What is required
Every line below that mentions the word "play" should be copied out.

Dataset
--*--
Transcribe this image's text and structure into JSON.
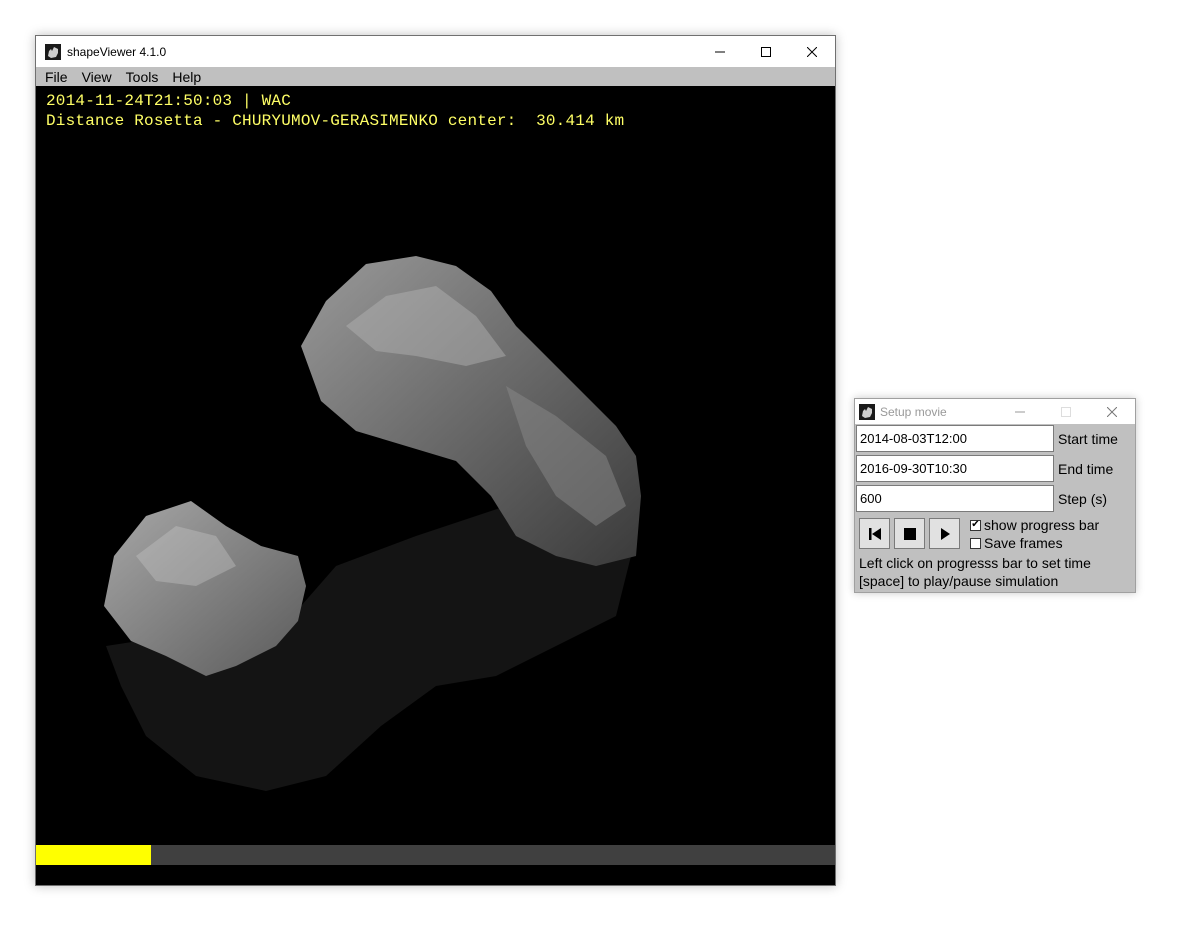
{
  "main_window": {
    "title": "shapeViewer 4.1.0",
    "menu": [
      "File",
      "View",
      "Tools",
      "Help"
    ],
    "overlay": {
      "line1": "2014-11-24T21:50:03 | WAC",
      "line2": "Distance Rosetta - CHURYUMOV-GERASIMENKO center:  30.414 km"
    },
    "progress_fraction": 0.144,
    "colors": {
      "overlay_text": "#ffff66",
      "progress_fill": "#ffff00",
      "progress_track": "#404040"
    }
  },
  "setup_window": {
    "title": "Setup movie",
    "start_time": {
      "value": "2014-08-03T12:00",
      "label": "Start time"
    },
    "end_time": {
      "value": "2016-09-30T10:30",
      "label": "End time"
    },
    "step": {
      "value": "600",
      "label": "Step (s)"
    },
    "show_progress_bar": {
      "label": "show progress bar",
      "checked": true
    },
    "save_frames": {
      "label": "Save frames",
      "checked": false
    },
    "hint1": "Left click on progresss bar to set time",
    "hint2": "[space] to play/pause simulation",
    "buttons": [
      "skip-to-start-icon",
      "stop-icon",
      "play-icon"
    ]
  }
}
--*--
Response to this task
    "hint2": "[space] to play/pause simulation",
      "play-icon"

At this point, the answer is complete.